v. The Security Council should use much more frequently its powers under Articles 36 and 37 of the Charter to recommend that legal disputes should as a general rule be referred to the ICJ.

vi. We believe that the Court should have at its disposal all the resources necessary to perform the tasks assigned to it. The General Assembly should provide the Court with the resources needed to perform its work effectively and efficiently. We hope that the General Assembly would give positive consideration to the Court’s request in its 2006-07 budget submission for a new senior professional post for the Head of its Computerization Division.

Mr. President,

7. Allow me to make a few general remarks on this occasion:

i. All UN member States should advance the concept of the non use of force and peaceful settlement of disputes as a means of achieving collective security in accordance with the purposes and principles of UN Charter. They should always act in accordance with the principles enshrined in Article 2 paragraphs 3 and 4 of the Charter.

ii. The parties to any dispute must assume their responsibilities to settle their disputes peacefully as required under the Charter and make the most effective use of the mechanisms, procedures and methods for pacific settlement as contained in the Charter. They must show the necessary political will to ensure the success of pacific settlement of disputes.

iii. The idea of promotion of dialogue among civilizations and culture of peace could greatly contribute in the maintenance of international peace and security. I would also like to mention in this context the strategy of Enlightened Moderation proposed by President Musharraf of Pakistan to deal with issues such as extremism and terrorism through a broad range of measures at different levels.

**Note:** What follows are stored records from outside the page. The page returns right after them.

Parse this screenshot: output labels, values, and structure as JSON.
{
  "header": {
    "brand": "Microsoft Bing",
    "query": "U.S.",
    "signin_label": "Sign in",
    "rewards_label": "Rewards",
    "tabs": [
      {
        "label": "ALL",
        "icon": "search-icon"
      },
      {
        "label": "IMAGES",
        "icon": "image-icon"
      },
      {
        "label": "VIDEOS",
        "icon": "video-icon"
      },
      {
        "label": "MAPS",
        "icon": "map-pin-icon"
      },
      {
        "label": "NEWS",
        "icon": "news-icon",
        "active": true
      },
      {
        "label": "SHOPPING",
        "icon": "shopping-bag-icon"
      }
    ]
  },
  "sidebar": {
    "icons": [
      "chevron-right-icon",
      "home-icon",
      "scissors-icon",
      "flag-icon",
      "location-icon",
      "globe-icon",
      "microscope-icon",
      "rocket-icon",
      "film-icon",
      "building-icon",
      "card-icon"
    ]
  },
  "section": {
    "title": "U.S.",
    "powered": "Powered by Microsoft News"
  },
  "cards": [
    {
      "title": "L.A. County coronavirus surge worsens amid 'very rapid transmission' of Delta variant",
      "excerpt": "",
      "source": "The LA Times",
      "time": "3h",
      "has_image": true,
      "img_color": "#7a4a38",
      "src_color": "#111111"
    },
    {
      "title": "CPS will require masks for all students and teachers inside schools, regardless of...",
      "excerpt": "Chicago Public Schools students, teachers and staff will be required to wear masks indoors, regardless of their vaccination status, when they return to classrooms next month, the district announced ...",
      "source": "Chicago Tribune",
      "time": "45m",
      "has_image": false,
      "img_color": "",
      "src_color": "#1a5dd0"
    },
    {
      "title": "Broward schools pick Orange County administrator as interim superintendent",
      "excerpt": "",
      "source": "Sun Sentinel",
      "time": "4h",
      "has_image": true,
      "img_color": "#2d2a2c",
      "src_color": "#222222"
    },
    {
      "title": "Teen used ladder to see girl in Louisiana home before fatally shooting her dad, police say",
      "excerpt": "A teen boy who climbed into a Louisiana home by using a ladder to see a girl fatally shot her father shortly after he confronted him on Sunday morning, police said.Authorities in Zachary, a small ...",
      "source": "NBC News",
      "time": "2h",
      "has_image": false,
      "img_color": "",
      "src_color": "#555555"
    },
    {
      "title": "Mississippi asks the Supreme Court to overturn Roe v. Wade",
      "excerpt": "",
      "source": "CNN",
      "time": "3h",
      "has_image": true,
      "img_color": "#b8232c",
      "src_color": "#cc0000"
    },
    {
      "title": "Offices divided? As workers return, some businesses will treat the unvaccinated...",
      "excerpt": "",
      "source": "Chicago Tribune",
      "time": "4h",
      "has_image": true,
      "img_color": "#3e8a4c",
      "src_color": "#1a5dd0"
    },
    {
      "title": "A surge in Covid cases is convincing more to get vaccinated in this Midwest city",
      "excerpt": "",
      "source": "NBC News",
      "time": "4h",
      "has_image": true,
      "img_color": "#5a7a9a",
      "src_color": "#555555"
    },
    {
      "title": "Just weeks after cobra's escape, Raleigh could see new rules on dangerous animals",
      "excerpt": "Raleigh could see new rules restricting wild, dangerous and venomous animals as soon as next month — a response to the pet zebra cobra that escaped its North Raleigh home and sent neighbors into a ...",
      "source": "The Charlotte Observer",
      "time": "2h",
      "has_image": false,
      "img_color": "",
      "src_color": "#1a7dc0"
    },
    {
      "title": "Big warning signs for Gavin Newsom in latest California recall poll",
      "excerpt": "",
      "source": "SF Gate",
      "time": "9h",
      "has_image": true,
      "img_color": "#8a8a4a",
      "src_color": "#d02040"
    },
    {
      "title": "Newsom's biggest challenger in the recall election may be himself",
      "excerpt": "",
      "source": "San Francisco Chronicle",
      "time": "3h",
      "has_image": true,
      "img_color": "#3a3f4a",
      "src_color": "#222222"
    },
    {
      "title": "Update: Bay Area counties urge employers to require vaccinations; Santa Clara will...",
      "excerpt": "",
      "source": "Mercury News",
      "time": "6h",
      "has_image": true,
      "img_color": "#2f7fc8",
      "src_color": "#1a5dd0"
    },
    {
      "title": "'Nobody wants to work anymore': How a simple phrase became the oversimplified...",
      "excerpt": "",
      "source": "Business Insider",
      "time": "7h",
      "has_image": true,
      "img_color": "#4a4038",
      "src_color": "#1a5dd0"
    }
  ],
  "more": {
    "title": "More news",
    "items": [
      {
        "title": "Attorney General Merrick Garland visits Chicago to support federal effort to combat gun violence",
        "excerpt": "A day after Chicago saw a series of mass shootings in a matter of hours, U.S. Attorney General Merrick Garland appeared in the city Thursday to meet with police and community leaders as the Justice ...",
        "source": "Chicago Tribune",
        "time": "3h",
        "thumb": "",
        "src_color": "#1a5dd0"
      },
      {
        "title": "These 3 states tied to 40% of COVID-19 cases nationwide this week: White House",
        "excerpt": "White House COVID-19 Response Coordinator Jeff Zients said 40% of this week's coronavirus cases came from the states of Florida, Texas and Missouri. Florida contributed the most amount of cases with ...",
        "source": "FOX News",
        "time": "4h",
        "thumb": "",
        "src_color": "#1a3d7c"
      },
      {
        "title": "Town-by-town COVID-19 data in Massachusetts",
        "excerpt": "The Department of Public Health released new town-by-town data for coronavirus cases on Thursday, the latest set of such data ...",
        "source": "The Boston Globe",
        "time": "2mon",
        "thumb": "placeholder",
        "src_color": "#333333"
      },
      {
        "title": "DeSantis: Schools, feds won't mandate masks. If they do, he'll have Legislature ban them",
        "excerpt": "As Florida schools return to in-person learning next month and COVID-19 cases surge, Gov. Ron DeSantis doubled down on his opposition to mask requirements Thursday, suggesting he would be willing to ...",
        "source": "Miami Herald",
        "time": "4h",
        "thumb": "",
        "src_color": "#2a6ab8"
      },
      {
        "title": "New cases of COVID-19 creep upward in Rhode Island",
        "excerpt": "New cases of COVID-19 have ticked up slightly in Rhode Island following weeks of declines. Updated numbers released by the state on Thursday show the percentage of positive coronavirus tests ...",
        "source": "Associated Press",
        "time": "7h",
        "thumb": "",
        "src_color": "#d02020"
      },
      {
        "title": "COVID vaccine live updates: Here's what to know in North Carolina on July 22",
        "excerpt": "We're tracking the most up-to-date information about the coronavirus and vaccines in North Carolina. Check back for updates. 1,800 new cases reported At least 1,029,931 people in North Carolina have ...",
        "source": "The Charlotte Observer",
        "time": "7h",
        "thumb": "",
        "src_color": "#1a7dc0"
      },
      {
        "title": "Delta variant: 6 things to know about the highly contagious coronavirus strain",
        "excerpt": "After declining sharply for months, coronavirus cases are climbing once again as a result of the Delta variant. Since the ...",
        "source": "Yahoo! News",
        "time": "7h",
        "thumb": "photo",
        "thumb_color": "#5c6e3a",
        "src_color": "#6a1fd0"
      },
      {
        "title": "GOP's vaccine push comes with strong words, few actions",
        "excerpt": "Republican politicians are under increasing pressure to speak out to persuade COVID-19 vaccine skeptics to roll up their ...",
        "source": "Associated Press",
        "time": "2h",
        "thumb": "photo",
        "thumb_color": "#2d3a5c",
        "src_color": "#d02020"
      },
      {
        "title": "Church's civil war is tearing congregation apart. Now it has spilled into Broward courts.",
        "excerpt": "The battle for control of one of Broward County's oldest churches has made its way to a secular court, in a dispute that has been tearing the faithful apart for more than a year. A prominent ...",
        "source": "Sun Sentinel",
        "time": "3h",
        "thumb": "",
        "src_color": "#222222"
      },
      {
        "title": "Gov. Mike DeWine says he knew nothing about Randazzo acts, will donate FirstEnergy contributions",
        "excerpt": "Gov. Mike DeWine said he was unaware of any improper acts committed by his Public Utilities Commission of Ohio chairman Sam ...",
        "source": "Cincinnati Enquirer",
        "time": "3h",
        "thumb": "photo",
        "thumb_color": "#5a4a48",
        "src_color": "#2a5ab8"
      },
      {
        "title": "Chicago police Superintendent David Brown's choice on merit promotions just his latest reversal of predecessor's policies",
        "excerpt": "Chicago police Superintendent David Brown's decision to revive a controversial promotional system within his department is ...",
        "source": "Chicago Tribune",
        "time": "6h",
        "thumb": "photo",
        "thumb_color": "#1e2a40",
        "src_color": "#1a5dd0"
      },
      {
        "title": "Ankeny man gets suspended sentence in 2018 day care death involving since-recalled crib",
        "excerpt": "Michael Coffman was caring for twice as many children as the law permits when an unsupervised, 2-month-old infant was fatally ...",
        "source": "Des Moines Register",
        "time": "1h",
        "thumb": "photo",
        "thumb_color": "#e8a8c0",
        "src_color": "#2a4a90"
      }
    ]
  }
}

iv. Member states should promote the realization by the peoples under colonial and other forms of alien or foreign occupation, of their inalienable right to self-determination, freedom and independence, in accordance with the Charter of the United Nations.

Mr. President,

8. The quest to define and, subsequently, to implement justice and the rule of law has been central to the march of civilization. The rule of law can be strengthened if the principles laid down in the UN Charter for the pacific settlement of disputes are adhered to, international human rights norms are applied consistently and Security Council resolutions are implemented faithfully.

9. The commitment we make to strengthen and advance the international rule of law will be a lasting legacy for future generations. We stand ready to fully contribute to the work of the Court in the realization of such a commitment

Thank you.